#### WORK TO BE COMPLETED:
Please copy each line of the records below that holds the word "views".

====== SUPPLIED DATA

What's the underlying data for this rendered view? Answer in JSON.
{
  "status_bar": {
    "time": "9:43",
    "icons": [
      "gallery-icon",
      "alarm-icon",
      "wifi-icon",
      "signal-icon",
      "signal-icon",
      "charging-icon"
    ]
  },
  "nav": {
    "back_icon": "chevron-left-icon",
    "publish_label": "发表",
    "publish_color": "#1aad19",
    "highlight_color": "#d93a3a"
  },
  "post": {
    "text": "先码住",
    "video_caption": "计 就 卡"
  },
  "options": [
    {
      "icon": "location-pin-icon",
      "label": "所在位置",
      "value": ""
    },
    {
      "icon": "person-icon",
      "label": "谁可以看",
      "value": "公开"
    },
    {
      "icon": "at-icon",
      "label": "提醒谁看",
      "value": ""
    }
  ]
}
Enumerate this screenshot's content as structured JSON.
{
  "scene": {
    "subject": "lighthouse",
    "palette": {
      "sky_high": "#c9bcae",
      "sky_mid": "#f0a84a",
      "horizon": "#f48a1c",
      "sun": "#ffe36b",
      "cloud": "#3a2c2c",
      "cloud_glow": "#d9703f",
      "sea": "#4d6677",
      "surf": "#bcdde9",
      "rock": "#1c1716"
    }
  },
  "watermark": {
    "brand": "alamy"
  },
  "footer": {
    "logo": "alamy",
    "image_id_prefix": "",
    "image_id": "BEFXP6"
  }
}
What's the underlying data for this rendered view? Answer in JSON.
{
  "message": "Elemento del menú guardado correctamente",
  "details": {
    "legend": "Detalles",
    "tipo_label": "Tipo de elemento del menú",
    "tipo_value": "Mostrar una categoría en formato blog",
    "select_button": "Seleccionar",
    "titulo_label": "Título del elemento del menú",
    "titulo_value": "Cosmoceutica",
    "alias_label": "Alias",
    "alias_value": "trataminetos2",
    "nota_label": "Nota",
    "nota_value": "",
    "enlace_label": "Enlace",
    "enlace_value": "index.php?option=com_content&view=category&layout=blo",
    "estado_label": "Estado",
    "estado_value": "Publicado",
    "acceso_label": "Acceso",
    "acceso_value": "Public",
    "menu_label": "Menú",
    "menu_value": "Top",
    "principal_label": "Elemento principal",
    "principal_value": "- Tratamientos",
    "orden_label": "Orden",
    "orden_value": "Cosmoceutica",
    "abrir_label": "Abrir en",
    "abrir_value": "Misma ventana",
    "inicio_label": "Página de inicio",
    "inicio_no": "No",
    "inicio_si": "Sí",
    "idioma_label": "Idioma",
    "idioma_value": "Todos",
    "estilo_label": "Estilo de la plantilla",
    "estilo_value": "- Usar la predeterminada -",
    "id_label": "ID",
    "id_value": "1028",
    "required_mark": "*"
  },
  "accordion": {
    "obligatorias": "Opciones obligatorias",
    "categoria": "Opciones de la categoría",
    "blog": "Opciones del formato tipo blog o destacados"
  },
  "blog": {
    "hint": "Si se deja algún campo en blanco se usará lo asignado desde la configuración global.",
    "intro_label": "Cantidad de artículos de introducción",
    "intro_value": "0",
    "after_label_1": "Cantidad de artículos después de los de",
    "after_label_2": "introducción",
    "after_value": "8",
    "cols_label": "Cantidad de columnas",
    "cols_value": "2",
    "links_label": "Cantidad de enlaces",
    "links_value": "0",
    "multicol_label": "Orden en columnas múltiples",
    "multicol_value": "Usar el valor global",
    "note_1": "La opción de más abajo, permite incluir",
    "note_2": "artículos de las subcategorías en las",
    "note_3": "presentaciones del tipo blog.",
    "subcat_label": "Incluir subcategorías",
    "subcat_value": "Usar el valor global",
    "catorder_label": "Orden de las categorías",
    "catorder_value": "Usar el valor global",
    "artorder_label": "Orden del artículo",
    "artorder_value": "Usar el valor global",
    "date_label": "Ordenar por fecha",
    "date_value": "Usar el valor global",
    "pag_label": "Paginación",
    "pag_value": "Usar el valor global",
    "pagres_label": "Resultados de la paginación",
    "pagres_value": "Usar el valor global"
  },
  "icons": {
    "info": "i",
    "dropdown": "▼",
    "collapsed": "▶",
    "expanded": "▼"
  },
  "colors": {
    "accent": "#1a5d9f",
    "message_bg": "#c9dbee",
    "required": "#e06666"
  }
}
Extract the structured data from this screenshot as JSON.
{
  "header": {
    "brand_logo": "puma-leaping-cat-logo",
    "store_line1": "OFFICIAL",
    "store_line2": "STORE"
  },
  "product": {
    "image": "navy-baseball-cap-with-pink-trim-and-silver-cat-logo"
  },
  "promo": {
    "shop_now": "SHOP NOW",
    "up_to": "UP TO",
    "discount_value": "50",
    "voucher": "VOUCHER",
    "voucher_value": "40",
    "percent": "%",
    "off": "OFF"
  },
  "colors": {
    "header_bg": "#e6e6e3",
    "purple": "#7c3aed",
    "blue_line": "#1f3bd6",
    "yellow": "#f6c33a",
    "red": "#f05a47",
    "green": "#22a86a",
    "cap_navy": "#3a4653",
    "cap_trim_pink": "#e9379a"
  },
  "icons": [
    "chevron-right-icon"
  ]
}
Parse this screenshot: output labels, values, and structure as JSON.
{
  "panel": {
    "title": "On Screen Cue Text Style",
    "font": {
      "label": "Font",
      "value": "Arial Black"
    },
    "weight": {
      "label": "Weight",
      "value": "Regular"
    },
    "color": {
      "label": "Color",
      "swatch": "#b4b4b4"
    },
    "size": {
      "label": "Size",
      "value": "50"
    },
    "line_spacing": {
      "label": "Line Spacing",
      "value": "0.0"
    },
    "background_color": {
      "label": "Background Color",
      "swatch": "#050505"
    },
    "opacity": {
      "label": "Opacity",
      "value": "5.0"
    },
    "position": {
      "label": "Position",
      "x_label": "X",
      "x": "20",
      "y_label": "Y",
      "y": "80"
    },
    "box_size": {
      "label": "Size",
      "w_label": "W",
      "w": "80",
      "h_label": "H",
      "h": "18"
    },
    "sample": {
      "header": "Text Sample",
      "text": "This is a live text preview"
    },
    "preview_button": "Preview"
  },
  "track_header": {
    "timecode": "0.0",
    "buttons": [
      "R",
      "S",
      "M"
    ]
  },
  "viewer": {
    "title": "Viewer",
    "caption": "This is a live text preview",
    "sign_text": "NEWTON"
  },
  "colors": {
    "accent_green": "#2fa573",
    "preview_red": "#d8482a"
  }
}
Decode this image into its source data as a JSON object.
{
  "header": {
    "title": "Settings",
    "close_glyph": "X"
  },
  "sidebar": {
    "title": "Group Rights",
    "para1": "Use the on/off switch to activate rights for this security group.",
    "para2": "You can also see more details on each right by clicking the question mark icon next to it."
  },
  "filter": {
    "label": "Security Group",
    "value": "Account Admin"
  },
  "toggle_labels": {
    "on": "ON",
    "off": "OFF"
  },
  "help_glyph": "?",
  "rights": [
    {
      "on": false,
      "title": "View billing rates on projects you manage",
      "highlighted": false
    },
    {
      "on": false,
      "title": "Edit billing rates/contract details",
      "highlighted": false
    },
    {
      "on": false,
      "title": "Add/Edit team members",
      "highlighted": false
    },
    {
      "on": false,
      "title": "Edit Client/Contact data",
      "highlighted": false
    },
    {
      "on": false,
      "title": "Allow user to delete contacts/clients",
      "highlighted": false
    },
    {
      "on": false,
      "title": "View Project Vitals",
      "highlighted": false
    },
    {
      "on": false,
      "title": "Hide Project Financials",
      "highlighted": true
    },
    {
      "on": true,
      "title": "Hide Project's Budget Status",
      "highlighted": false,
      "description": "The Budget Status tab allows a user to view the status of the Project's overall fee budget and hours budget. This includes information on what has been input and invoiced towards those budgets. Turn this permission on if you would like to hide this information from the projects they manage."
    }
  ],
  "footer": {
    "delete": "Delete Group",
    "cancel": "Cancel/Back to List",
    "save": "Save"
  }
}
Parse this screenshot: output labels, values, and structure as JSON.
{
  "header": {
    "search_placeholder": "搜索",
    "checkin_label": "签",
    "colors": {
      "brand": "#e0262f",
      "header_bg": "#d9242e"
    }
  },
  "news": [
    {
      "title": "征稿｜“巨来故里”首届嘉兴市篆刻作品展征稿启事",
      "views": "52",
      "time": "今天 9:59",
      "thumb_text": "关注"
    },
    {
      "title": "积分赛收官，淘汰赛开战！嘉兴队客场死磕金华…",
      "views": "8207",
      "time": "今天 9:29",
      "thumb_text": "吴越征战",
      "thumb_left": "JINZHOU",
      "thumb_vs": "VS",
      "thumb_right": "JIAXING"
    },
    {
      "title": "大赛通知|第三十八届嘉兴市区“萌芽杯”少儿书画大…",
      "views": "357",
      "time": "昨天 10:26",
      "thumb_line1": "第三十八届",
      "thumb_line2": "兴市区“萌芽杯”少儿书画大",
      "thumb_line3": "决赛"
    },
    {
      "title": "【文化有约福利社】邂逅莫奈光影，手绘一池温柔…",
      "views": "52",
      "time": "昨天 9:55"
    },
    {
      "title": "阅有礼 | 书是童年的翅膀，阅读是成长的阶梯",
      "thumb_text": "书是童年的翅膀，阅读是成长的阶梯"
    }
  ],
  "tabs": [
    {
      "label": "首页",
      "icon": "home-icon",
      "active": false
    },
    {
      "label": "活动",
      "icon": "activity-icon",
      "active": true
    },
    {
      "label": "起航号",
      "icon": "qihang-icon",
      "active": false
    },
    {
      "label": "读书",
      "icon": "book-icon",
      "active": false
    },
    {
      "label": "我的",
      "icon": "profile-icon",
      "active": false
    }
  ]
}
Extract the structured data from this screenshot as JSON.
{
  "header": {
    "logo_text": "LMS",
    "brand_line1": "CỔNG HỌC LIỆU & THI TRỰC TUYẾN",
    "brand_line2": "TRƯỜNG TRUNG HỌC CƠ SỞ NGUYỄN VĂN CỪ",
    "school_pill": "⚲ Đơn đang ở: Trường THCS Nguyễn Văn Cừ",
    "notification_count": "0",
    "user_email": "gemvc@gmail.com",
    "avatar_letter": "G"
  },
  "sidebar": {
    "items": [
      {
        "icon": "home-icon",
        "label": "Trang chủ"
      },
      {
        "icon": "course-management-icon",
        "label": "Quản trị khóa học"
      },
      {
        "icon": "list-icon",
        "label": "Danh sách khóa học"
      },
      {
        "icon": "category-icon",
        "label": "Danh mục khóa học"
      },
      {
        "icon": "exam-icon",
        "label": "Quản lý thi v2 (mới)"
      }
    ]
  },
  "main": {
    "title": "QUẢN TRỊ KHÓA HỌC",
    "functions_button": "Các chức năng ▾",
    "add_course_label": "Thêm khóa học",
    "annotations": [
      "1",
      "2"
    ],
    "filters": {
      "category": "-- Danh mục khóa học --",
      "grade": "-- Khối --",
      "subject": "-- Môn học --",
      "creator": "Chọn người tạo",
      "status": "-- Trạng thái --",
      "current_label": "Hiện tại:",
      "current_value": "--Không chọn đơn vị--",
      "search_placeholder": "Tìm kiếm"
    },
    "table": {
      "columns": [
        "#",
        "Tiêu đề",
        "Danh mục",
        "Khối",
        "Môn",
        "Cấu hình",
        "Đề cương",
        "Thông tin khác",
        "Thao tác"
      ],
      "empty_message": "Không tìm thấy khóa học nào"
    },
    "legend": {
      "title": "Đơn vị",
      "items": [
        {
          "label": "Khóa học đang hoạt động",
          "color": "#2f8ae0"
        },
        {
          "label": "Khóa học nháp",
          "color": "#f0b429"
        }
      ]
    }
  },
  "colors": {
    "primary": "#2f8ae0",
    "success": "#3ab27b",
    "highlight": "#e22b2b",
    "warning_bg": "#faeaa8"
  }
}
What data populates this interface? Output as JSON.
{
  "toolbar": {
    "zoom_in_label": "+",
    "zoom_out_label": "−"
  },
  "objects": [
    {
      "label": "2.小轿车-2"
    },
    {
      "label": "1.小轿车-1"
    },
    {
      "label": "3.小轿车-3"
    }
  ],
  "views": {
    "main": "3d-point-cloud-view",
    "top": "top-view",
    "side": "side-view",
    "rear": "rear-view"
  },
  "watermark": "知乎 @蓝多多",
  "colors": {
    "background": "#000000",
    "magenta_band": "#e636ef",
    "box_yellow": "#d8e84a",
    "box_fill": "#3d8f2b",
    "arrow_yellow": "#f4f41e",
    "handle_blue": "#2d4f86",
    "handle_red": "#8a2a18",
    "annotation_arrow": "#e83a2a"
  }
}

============

#### ANSWER SECTION:
      "views": "52",
      "views": "8207",
      "views": "357",
      "views": "52",
  "views": {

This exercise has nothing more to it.